START RECORD SET

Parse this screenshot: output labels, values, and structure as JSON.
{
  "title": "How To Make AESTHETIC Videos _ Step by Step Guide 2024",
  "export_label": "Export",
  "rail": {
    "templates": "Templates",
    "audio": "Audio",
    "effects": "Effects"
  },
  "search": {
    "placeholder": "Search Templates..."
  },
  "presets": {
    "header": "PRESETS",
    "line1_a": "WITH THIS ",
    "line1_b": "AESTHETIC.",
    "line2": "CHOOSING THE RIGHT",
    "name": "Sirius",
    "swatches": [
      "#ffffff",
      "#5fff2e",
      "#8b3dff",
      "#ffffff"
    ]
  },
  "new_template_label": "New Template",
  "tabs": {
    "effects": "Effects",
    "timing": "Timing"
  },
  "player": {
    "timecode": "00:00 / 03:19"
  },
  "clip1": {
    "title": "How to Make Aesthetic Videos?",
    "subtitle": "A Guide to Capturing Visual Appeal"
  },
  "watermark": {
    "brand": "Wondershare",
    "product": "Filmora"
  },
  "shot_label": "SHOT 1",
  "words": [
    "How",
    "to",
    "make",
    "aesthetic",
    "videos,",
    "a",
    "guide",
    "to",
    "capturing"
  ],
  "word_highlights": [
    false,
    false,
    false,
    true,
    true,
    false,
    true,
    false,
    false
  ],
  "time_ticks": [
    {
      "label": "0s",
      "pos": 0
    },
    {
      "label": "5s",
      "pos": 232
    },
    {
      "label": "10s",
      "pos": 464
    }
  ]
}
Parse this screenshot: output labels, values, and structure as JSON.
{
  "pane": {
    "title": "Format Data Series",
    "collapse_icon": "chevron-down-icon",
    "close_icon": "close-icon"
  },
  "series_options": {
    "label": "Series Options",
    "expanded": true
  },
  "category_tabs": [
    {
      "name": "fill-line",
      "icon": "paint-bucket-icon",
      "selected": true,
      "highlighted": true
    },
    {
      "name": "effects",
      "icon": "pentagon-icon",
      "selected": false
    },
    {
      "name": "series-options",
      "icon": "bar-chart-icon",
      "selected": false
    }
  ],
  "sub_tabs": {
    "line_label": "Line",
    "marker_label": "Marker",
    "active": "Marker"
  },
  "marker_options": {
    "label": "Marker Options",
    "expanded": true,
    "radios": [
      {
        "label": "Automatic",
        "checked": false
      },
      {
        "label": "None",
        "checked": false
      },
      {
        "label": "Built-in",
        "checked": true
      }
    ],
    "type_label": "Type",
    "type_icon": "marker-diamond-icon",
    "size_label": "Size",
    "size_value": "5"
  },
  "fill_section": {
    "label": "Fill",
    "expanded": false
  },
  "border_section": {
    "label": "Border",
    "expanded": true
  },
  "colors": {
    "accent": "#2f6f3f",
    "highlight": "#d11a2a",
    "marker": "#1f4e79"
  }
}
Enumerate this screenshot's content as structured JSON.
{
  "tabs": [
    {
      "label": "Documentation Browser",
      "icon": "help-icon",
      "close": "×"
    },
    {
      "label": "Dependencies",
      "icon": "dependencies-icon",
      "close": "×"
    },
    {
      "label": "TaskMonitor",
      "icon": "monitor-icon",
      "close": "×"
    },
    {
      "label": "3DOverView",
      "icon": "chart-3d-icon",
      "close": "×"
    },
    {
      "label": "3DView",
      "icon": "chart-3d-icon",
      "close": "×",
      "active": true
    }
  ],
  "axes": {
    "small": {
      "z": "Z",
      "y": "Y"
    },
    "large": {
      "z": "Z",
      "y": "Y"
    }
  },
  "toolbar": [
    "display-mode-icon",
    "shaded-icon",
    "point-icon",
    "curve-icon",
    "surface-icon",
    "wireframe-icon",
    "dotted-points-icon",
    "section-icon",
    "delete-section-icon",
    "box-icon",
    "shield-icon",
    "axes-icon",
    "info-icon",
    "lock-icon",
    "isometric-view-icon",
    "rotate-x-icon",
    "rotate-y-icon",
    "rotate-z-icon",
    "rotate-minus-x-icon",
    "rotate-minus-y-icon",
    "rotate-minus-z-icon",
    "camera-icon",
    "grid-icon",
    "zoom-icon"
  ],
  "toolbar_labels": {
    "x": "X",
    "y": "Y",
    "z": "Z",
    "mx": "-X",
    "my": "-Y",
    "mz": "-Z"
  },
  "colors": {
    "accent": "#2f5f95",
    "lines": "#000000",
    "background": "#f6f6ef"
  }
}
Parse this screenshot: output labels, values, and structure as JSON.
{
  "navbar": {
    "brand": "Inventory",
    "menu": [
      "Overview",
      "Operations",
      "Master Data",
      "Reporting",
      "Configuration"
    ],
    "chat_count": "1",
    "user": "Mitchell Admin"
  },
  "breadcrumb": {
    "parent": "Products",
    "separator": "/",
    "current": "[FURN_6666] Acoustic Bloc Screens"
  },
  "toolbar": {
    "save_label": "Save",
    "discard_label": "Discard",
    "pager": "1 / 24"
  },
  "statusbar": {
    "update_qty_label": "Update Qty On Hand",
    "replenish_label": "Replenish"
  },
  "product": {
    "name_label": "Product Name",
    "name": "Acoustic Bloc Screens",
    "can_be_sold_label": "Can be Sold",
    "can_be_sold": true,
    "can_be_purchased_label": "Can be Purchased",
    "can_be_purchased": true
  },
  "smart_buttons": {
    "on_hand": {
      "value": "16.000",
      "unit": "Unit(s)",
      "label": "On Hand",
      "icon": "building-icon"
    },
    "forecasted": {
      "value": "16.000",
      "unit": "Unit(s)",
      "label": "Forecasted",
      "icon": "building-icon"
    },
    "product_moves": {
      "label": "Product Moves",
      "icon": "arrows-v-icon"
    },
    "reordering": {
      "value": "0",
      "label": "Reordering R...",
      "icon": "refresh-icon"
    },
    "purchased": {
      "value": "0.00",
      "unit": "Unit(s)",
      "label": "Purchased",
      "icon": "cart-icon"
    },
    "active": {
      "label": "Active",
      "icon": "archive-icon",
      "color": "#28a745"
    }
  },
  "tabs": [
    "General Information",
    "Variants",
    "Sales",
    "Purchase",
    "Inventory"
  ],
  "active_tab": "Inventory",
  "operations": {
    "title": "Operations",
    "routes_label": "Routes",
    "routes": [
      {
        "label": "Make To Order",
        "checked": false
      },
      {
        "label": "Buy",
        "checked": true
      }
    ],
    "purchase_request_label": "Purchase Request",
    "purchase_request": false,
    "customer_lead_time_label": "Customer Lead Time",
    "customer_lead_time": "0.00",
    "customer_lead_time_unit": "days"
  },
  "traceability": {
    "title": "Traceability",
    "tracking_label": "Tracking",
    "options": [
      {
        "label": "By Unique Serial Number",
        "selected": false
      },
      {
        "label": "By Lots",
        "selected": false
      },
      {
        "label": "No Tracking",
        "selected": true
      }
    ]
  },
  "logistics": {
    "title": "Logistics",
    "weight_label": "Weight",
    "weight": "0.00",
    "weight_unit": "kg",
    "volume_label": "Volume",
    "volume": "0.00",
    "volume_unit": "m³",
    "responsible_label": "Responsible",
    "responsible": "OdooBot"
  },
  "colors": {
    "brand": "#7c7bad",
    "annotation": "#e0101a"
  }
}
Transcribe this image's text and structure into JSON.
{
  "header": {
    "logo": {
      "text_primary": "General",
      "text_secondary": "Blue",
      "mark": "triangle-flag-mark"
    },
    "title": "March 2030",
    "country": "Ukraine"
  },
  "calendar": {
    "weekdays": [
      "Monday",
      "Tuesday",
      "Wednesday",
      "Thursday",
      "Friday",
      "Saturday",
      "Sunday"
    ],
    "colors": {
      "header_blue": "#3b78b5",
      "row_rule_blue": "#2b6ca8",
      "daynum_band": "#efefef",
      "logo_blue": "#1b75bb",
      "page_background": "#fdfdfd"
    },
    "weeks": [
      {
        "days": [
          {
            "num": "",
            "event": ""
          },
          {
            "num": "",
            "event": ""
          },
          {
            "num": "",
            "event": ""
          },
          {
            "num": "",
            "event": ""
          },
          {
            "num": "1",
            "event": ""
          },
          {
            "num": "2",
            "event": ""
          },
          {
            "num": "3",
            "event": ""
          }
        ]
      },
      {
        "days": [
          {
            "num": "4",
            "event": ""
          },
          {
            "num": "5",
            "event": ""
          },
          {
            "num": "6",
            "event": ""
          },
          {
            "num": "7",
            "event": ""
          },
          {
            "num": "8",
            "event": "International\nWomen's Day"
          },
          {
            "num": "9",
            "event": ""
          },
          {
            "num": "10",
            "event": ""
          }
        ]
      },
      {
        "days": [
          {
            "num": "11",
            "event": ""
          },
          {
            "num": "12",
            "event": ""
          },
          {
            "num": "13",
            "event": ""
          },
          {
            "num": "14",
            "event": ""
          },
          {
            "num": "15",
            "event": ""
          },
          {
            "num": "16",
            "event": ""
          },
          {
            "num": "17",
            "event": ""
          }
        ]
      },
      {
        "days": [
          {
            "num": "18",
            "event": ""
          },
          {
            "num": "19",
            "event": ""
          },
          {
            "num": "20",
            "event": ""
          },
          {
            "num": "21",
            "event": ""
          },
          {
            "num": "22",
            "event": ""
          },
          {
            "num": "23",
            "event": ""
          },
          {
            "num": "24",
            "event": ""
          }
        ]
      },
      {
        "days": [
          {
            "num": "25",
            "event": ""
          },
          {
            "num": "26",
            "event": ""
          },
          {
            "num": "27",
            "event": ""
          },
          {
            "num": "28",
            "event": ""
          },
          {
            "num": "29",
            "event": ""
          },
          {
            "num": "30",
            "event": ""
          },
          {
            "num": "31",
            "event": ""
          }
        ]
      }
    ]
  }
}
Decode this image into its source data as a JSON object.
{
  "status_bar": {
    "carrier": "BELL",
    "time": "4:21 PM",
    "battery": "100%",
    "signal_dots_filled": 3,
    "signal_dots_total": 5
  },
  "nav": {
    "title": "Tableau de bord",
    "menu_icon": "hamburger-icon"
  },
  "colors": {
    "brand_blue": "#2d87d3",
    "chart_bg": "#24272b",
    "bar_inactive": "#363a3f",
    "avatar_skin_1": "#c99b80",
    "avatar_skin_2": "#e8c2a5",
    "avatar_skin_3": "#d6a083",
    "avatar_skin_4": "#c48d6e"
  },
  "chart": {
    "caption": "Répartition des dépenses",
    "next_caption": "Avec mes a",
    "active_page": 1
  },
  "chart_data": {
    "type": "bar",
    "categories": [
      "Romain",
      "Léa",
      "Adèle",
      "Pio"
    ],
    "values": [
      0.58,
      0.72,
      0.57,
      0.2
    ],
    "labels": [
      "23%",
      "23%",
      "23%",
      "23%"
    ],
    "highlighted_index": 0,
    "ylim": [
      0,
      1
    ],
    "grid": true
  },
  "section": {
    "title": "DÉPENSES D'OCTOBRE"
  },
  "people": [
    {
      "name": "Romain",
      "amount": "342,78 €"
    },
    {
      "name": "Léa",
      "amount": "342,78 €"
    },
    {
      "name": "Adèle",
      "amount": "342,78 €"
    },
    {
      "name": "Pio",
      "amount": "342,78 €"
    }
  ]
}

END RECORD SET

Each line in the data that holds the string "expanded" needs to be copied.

    "expanded": true
    "expanded": true,
    "expanded": false
    "expanded": true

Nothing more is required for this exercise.